Records provided =
--------------------------------

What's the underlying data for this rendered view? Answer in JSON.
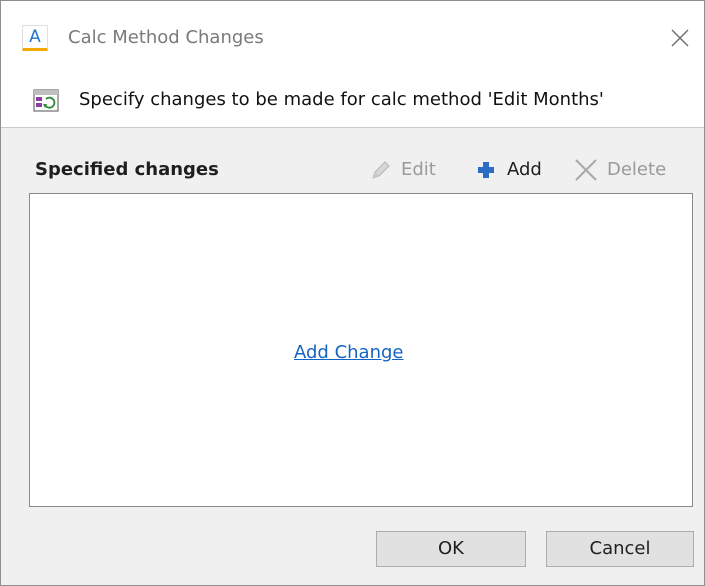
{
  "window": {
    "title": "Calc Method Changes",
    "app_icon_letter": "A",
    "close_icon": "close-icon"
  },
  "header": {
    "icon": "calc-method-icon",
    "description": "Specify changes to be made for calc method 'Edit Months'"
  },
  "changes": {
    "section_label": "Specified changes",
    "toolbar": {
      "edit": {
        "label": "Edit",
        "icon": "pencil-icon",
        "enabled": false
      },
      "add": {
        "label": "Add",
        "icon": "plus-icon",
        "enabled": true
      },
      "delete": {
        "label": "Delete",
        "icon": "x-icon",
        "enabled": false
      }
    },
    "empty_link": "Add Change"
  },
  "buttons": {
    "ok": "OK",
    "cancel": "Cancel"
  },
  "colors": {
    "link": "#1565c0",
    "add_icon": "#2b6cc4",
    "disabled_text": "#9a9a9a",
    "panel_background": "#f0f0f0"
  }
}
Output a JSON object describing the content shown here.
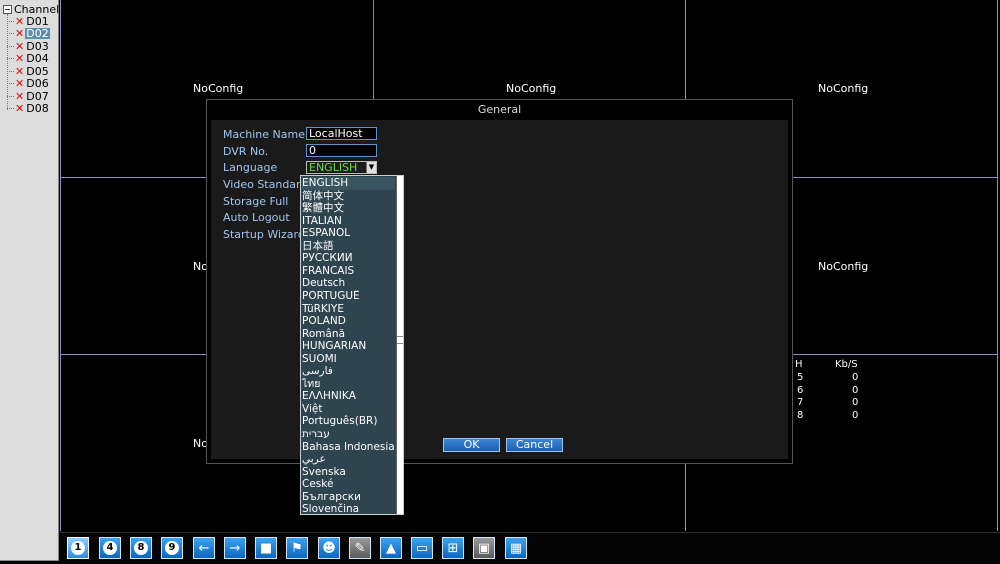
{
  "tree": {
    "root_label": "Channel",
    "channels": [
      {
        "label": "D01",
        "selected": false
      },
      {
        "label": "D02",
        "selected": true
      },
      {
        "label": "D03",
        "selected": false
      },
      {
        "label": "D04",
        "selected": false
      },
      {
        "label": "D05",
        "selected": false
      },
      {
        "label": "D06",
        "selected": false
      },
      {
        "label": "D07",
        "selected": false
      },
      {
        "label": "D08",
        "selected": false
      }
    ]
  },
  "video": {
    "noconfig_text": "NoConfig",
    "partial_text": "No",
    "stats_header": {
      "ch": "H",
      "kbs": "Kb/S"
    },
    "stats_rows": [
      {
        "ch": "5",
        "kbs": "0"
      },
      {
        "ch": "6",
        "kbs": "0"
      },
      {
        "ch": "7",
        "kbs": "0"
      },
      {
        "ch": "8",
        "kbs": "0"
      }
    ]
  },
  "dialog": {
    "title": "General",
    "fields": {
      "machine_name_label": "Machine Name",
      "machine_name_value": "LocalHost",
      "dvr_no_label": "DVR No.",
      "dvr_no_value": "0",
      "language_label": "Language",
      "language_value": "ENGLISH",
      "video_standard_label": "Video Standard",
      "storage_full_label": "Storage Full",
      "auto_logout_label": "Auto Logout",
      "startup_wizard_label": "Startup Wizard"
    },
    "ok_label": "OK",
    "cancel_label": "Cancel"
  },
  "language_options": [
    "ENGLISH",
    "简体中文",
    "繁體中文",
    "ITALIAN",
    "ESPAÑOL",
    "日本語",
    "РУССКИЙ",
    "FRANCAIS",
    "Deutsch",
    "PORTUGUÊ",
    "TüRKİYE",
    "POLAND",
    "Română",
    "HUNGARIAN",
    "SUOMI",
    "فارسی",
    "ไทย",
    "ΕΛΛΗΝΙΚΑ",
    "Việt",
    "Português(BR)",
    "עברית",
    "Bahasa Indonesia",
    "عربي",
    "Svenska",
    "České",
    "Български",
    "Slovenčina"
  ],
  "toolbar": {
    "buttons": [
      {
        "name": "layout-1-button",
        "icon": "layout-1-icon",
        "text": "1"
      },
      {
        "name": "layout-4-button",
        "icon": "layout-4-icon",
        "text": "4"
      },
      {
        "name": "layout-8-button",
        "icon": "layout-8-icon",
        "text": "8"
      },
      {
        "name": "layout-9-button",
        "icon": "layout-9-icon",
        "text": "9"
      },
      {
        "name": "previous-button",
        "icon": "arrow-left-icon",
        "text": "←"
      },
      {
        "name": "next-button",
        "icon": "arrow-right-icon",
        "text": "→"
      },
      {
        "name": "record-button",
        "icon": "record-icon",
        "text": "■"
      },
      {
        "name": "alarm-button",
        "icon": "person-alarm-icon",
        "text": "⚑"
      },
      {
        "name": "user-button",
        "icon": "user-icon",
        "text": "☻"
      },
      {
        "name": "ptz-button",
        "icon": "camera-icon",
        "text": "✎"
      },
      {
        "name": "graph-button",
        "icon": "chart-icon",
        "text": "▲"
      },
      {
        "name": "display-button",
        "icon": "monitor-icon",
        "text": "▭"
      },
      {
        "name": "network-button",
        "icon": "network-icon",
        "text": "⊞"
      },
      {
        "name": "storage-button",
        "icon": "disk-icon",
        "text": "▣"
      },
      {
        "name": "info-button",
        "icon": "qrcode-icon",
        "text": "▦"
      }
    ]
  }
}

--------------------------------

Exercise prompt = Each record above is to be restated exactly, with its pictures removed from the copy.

Expected answer =
What's the underlying data for this rendered view? Answer in JSON.
{
  "window": {
    "title": "Calc Method Changes",
    "app_icon_letter": "A",
    "close_icon": "close-icon"
  },
  "header": {
    "icon": "calc-method-icon",
    "description": "Specify changes to be made for calc method 'Edit Months'"
  },
  "changes": {
    "section_label": "Specified changes",
    "toolbar": {
      "edit": {
        "label": "Edit",
        "icon": "pencil-icon",
        "enabled": false
      },
      "add": {
        "label": "Add",
        "icon": "plus-icon",
        "enabled": true
      },
      "delete": {
        "label": "Delete",
        "icon": "x-icon",
        "enabled": false
      }
    },
    "empty_link": "Add Change"
  },
  "buttons": {
    "ok": "OK",
    "cancel": "Cancel"
  },
  "colors": {
    "link": "#1565c0",
    "add_icon": "#2b6cc4",
    "disabled_text": "#9a9a9a",
    "panel_background": "#f0f0f0"
  }
}
Output a JSON object describing the content shown here.
{
  "tree": {
    "root_label": "Channel",
    "channels": [
      {
        "label": "D01",
        "selected": false
      },
      {
        "label": "D02",
        "selected": true
      },
      {
        "label": "D03",
        "selected": false
      },
      {
        "label": "D04",
        "selected": false
      },
      {
        "label": "D05",
        "selected": false
      },
      {
        "label": "D06",
        "selected": false
      },
      {
        "label": "D07",
        "selected": false
      },
      {
        "label": "D08",
        "selected": false
      }
    ]
  },
  "video": {
    "noconfig_text": "NoConfig",
    "partial_text": "No",
    "stats_header": {
      "ch": "H",
      "kbs": "Kb/S"
    },
    "stats_rows": [
      {
        "ch": "5",
        "kbs": "0"
      },
      {
        "ch": "6",
        "kbs": "0"
      },
      {
        "ch": "7",
        "kbs": "0"
      },
      {
        "ch": "8",
        "kbs": "0"
      }
    ]
  },
  "dialog": {
    "title": "General",
    "fields": {
      "machine_name_label": "Machine Name",
      "machine_name_value": "LocalHost",
      "dvr_no_label": "DVR No.",
      "dvr_no_value": "0",
      "language_label": "Language",
      "language_value": "ENGLISH",
      "video_standard_label": "Video Standard",
      "storage_full_label": "Storage Full",
      "auto_logout_label": "Auto Logout",
      "startup_wizard_label": "Startup Wizard"
    },
    "ok_label": "OK",
    "cancel_label": "Cancel"
  },
  "language_options": [
    "ENGLISH",
    "简体中文",
    "繁體中文",
    "ITALIAN",
    "ESPAÑOL",
    "日本語",
    "РУССКИЙ",
    "FRANCAIS",
    "Deutsch",
    "PORTUGUÊ",
    "TüRKİYE",
    "POLAND",
    "Română",
    "HUNGARIAN",
    "SUOMI",
    "فارسی",
    "ไทย",
    "ΕΛΛΗΝΙΚΑ",
    "Việt",
    "Português(BR)",
    "עברית",
    "Bahasa Indonesia",
    "عربي",
    "Svenska",
    "České",
    "Български",
    "Slovenčina"
  ],
  "toolbar": {
    "buttons": [
      {
        "name": "layout-1-button",
        "icon": "layout-1-icon",
        "text": "1"
      },
      {
        "name": "layout-4-button",
        "icon": "layout-4-icon",
        "text": "4"
      },
      {
        "name": "layout-8-button",
        "icon": "layout-8-icon",
        "text": "8"
      },
      {
        "name": "layout-9-button",
        "icon": "layout-9-icon",
        "text": "9"
      },
      {
        "name": "previous-button",
        "icon": "arrow-left-icon",
        "text": "←"
      },
      {
        "name": "next-button",
        "icon": "arrow-right-icon",
        "text": "→"
      },
      {
        "name": "record-button",
        "icon": "record-icon",
        "text": "■"
      },
      {
        "name": "alarm-button",
        "icon": "person-alarm-icon",
        "text": "⚑"
      },
      {
        "name": "user-button",
        "icon": "user-icon",
        "text": "☻"
      },
      {
        "name": "ptz-button",
        "icon": "camera-icon",
        "text": "✎"
      },
      {
        "name": "graph-button",
        "icon": "chart-icon",
        "text": "▲"
      },
      {
        "name": "display-button",
        "icon": "monitor-icon",
        "text": "▭"
      },
      {
        "name": "network-button",
        "icon": "network-icon",
        "text": "⊞"
      },
      {
        "name": "storage-button",
        "icon": "disk-icon",
        "text": "▣"
      },
      {
        "name": "info-button",
        "icon": "qrcode-icon",
        "text": "▦"
      }
    ]
  }
}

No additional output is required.